   0x00007ffff7a2d905 <+453>:	jmpq   0x7ffff7a2d7d6 <__libc_start_main+150>
End of assembler dump.

This function returned about 150 lines of assembly, again it might be easier just to go get the __libc_start_main source code. The only thing I'm really interested in looking at is the syscall.

Reverse Engineering is hard.

So again I didn't bother trying to reverse engineering the entire ___libc_start_main instead I just found the source code. The source code is below:

[0][mike@virtual-box-home.] [19:47:49] [~/code/c]
>cat glibc-2.26/sysdeps/unix/sysv/linux/powerpc/libc-start.c
/* snipped */
/* The main work is done in the generic function.  */
#define LIBC_START_MAIN generic_start_main
#include <csu libc-start.c="">

struct startup_info
    void *sda_base;
    int (*main) (int, char **, char **, void *);
    int (*init) (int, char **, char **, void *);
    void (*fini) (void);

__libc_start_main (int argc, char **argv,
		   char **ev,
		   ElfW (auxv_t) * auxvec,
		   void (*rtld_fini) (void),
		   struct startup_info *stinfo,
		   char **stack_on_entry)
  /* the PPC SVR4 ABI says that the top thing on the stack will
     be a NULL pointer, so if not we assume that we're being called
     as a statically-linked program by Linux...  */
  if (*stack_on_entry != NULL)
      char **temp;
      /* which case, we have argc as the top thing on the
         stack, followed by argv (NULL-terminated), envp (likewise),
         and the auxiliary vector.  */
      /* 32/64-bit agnostic load from stack */
      argc = *(long int *) stack_on_entry;
      argv = stack_on_entry + 1;
      ev = argv + argc + 1;
      temp = ev;
      while (*temp != NULL)
      auxvec = (ElfW (auxv_t) *)++ temp;
      rtld_fini = NULL;

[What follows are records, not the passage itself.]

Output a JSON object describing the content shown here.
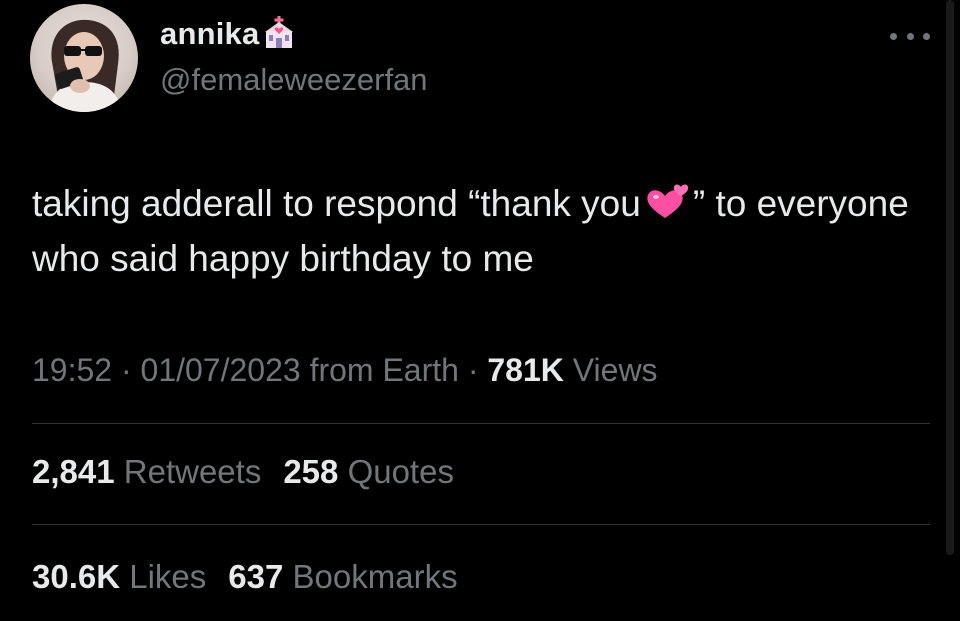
{
  "author": {
    "display_name": "annika",
    "handle": "@femaleweezerfan",
    "name_emoji": "wedding-chapel-icon",
    "avatar": "profile-photo"
  },
  "menu": {
    "icon": "more-horizontal-icon"
  },
  "tweet": {
    "text_part1": "taking adderall to respond “thank you",
    "emoji": "two-hearts-icon",
    "text_part2": "” to everyone who said happy birthday to me"
  },
  "meta": {
    "time": "19:52",
    "sep1": " · ",
    "date": "01/07/2023",
    "source": " from Earth",
    "sep2": " · ",
    "views_count": "781K",
    "views_label": " Views"
  },
  "stats": {
    "retweets_count": "2,841",
    "retweets_label": "Retweets",
    "quotes_count": "258",
    "quotes_label": "Quotes",
    "likes_count": "30.6K",
    "likes_label": "Likes",
    "bookmarks_count": "637",
    "bookmarks_label": "Bookmarks"
  },
  "colors": {
    "background": "#000000",
    "primary_text": "#e7e9ea",
    "secondary_text": "#71767b",
    "divider": "#2f3336",
    "heart_pink": "#ff4fa3"
  }
}
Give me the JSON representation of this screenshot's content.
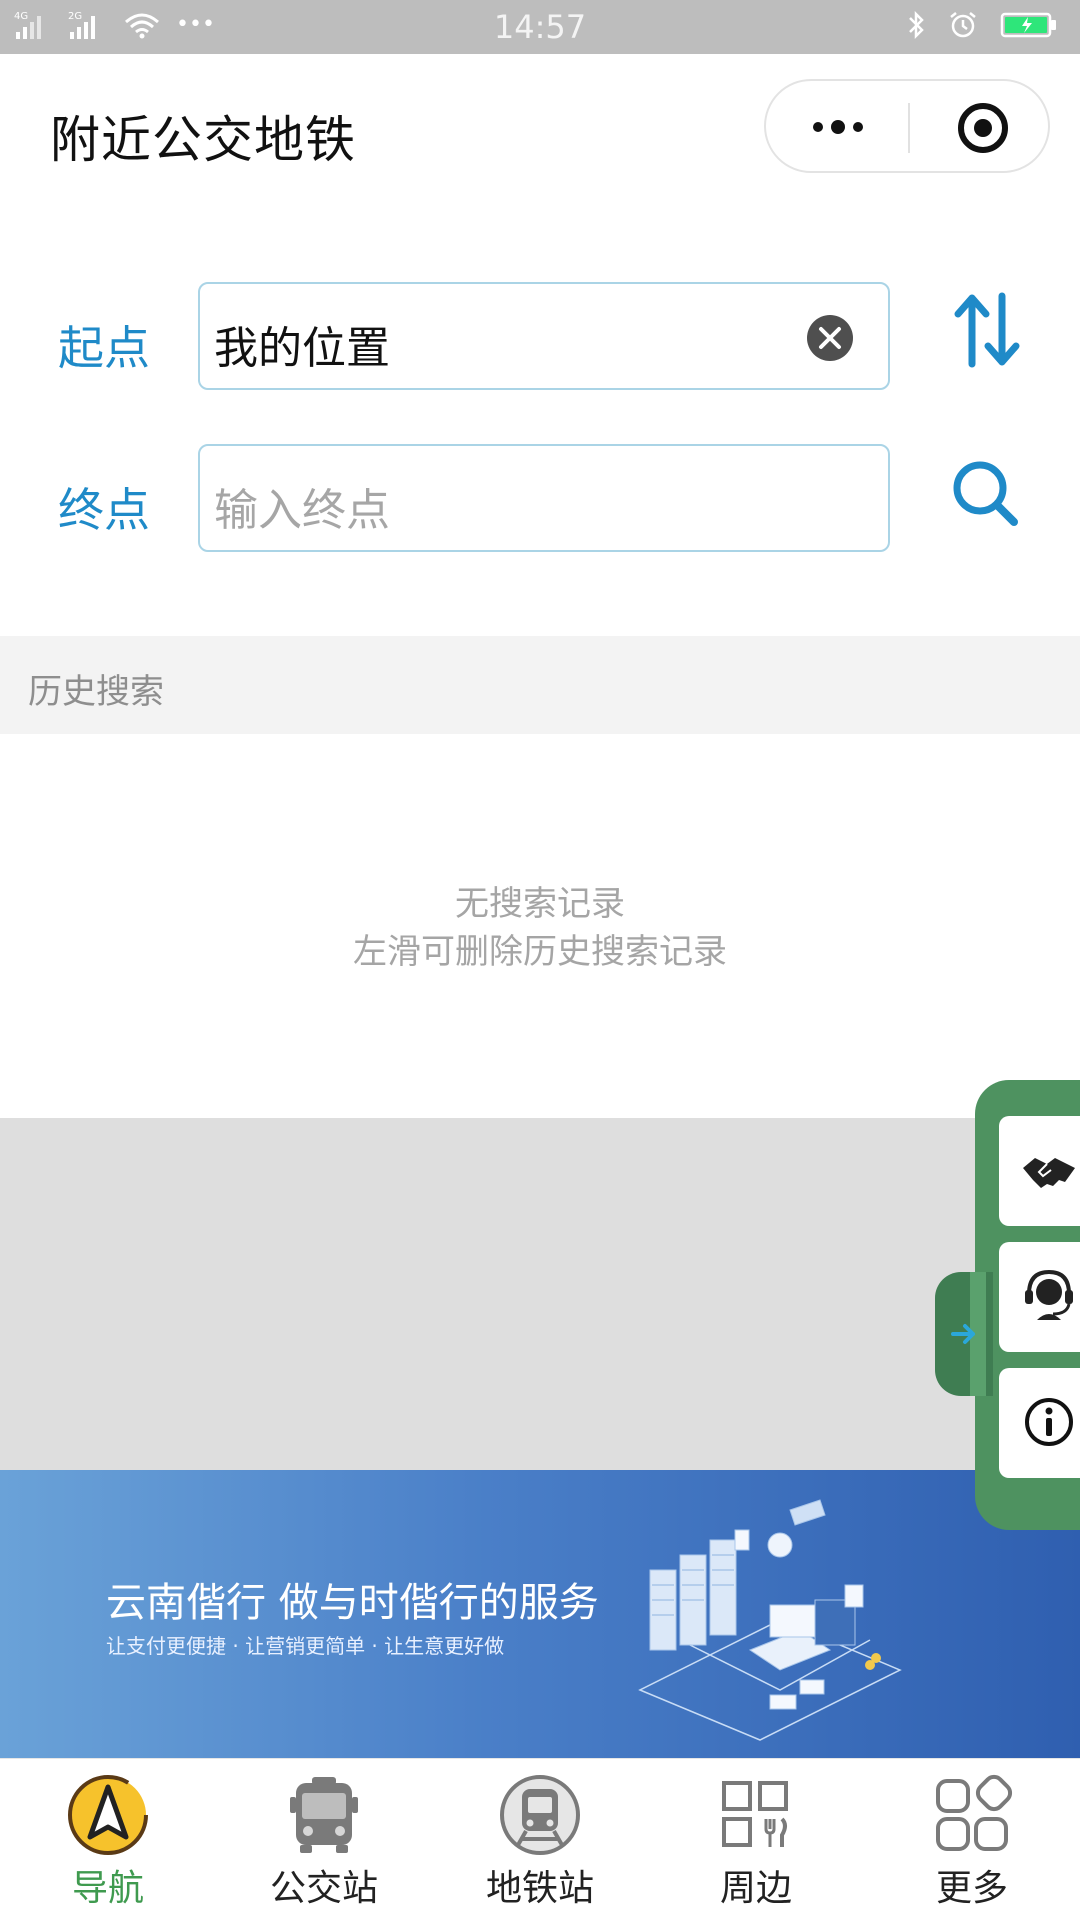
{
  "status_bar": {
    "time": "14:57",
    "network_1": "4G",
    "network_2": "2G",
    "dots": "•••"
  },
  "header": {
    "title": "附近公交地铁"
  },
  "route_form": {
    "start_label": "起点",
    "start_value": "我的位置",
    "end_label": "终点",
    "end_placeholder": "输入终点"
  },
  "history": {
    "title": "历史搜索",
    "empty_line1": "无搜索记录",
    "empty_line2": "左滑可删除历史搜索记录"
  },
  "banner": {
    "headline": "云南偕行  做与时偕行的服务",
    "subline": "让支付更便捷 · 让营销更简单 · 让生意更好做"
  },
  "tabs": [
    {
      "label": "导航",
      "icon": "navigation-icon",
      "active": true
    },
    {
      "label": "公交站",
      "icon": "bus-icon",
      "active": false
    },
    {
      "label": "地铁站",
      "icon": "subway-icon",
      "active": false
    },
    {
      "label": "周边",
      "icon": "nearby-icon",
      "active": false
    },
    {
      "label": "更多",
      "icon": "more-grid-icon",
      "active": false
    }
  ],
  "colors": {
    "accent_blue": "#1f8ac8",
    "active_green": "#3f9a4f",
    "panel_green": "#4e9260",
    "status_bar": "#bdbdbd"
  }
}
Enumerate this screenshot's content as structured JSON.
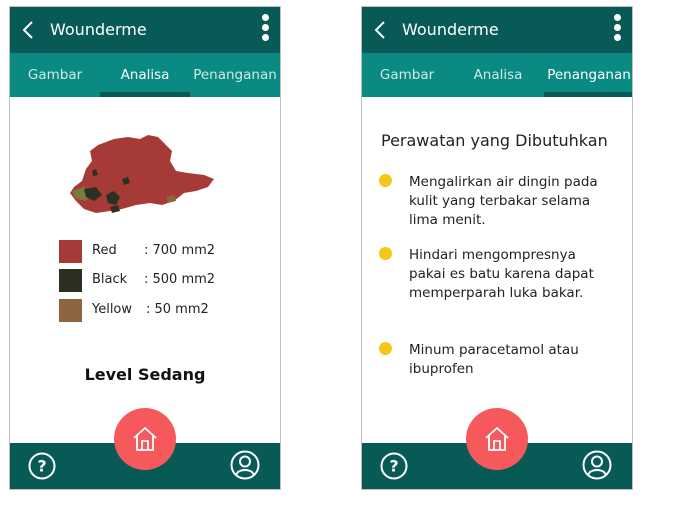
{
  "app": {
    "title": "Wounderme"
  },
  "colors": {
    "appbar": "#075a56",
    "tabbar": "#0a8a82",
    "home_button": "#f5595b",
    "bullet": "#f5c518",
    "wound_red": "#a63a37",
    "wound_black": "#2b3023",
    "wound_yellow": "#8f6540"
  },
  "screens": [
    {
      "tabs": [
        "Gambar",
        "Analisa",
        "Penanganan"
      ],
      "active_tab": "Analisa",
      "legend": [
        {
          "label": "Red",
          "value": ": 700 mm2",
          "color": "#a63a37"
        },
        {
          "label": "Black",
          "value": ": 500 mm2",
          "color": "#2b3023"
        },
        {
          "label": "Yellow",
          "value": ": 50 mm2",
          "color": "#8f6540"
        }
      ],
      "level": "Level Sedang"
    },
    {
      "tabs": [
        "Gambar",
        "Analisa",
        "Penanganan"
      ],
      "active_tab": "Penanganan",
      "care_title": "Perawatan yang Dibutuhkan",
      "care_items": [
        "Mengalirkan air dingin pada kulit yang terbakar selama lima menit.",
        "Hindari mengompresnya pakai es batu karena dapat memperparah luka bakar.",
        "Minum paracetamol atau ibuprofen"
      ]
    }
  ],
  "icons": {
    "back": "chevron-left-icon",
    "menu": "more-vert-icon",
    "help": "help-circle-icon",
    "home": "home-icon",
    "profile": "user-circle-icon"
  }
}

  /* Initialize the __cache_line_size variable from the aux vector.  For the
     static case, we also need _dl_hwcap, _dl_hwcap2 and _dl_platform, so we
     can call __tcb_parse_hwcap_and_convert_at_platform ().  */
  for (ElfW (auxv_t) * av = auxvec; av->a_type != AT_NULL; ++av)
    switch (av->a_type)
      case AT_DCACHEBSIZE:
	__cache_line_size = av->a_un.a_val;
#ifndef SHARED
      case AT_HWCAP:
	_dl_hwcap = (unsigned long int) av->a_un.a_val;
      case AT_HWCAP2:
	_dl_hwcap2 = (unsigned long int) av->a_un.a_val;
      case AT_PLATFORM:
	_dl_platform = (void *) av->a_un.a_val;

  /* Initialize hwcap/hwcap2 and platform data so it can be copied to
     the TCB later in __libc_setup_tls (). (static case only).  */
#ifndef SHARED
  __tcb_parse_hwcap_and_convert_at_platform ();

  return generic_start_main (stinfo->main, argc, argv, auxvec,
			     stinfo->init, stinfo->fini, rtld_fini,